● **About this exercise**:
Your answer should consist of the lines in the data below that contain "value".

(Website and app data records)
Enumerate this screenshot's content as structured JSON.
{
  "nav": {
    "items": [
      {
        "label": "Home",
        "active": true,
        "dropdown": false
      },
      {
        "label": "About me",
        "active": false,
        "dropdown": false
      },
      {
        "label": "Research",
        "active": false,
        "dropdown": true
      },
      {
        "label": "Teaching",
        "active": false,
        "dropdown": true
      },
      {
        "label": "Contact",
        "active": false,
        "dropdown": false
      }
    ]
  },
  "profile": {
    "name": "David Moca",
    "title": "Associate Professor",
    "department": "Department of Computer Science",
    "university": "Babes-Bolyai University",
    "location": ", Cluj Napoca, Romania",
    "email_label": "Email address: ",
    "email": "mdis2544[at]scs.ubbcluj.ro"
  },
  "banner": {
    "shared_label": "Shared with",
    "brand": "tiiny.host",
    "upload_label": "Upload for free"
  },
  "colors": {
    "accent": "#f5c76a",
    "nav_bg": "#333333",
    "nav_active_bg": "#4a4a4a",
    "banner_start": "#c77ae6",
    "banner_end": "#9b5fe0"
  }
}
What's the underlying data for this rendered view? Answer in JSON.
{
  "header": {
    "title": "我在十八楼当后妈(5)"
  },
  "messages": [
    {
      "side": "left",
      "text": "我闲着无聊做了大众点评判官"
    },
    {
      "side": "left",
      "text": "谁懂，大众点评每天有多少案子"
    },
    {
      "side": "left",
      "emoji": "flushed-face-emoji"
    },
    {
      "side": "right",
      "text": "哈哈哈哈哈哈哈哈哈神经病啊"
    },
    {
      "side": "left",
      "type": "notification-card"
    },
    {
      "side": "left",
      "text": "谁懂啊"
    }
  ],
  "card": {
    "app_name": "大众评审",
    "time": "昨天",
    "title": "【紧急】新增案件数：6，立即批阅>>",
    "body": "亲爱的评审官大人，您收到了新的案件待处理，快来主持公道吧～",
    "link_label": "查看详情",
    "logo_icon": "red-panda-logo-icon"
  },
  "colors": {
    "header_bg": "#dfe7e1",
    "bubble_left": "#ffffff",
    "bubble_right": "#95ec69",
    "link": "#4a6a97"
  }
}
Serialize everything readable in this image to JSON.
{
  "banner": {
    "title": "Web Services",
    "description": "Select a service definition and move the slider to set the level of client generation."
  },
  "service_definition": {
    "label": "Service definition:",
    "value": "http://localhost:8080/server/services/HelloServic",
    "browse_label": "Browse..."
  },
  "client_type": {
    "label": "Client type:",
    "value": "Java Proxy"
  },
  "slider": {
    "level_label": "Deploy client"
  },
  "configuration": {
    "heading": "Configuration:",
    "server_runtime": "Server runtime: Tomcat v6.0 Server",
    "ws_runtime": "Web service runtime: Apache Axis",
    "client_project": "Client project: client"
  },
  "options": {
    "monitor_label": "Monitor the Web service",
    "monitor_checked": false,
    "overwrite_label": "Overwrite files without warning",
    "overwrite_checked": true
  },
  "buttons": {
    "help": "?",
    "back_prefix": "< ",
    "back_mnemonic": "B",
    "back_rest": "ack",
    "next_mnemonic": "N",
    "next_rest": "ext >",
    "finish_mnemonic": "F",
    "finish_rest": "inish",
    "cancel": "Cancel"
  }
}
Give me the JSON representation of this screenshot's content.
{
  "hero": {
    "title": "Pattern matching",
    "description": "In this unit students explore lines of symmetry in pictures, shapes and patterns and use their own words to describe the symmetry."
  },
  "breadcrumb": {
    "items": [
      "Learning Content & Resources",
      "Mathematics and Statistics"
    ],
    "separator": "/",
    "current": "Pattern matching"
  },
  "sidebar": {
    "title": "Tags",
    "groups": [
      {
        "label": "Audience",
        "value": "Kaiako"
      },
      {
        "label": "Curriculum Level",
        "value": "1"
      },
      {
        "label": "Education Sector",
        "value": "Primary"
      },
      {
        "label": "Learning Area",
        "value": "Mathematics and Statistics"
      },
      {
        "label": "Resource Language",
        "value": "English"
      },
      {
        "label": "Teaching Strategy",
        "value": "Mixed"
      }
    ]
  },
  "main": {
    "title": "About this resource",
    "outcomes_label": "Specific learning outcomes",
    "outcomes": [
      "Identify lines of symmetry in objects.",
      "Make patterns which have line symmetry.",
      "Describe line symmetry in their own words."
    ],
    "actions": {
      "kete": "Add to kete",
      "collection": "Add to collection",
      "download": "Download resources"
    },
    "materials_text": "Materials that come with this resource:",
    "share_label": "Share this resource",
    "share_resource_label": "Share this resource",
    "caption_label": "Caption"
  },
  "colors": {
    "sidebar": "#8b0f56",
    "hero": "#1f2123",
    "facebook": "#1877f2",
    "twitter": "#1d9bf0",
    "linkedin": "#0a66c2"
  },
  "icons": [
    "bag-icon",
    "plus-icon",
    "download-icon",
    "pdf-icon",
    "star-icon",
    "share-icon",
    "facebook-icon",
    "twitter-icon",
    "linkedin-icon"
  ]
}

● **Your solution**:
    "value": "http://localhost:8080/server/services/HelloServic",
    "value": "Java Proxy"
        "value": "Kaiako"
        "value": "1"
        "value": "Primary"
        "value": "Mathematics and Statistics"
        "value": "English"
        "value": "Mixed"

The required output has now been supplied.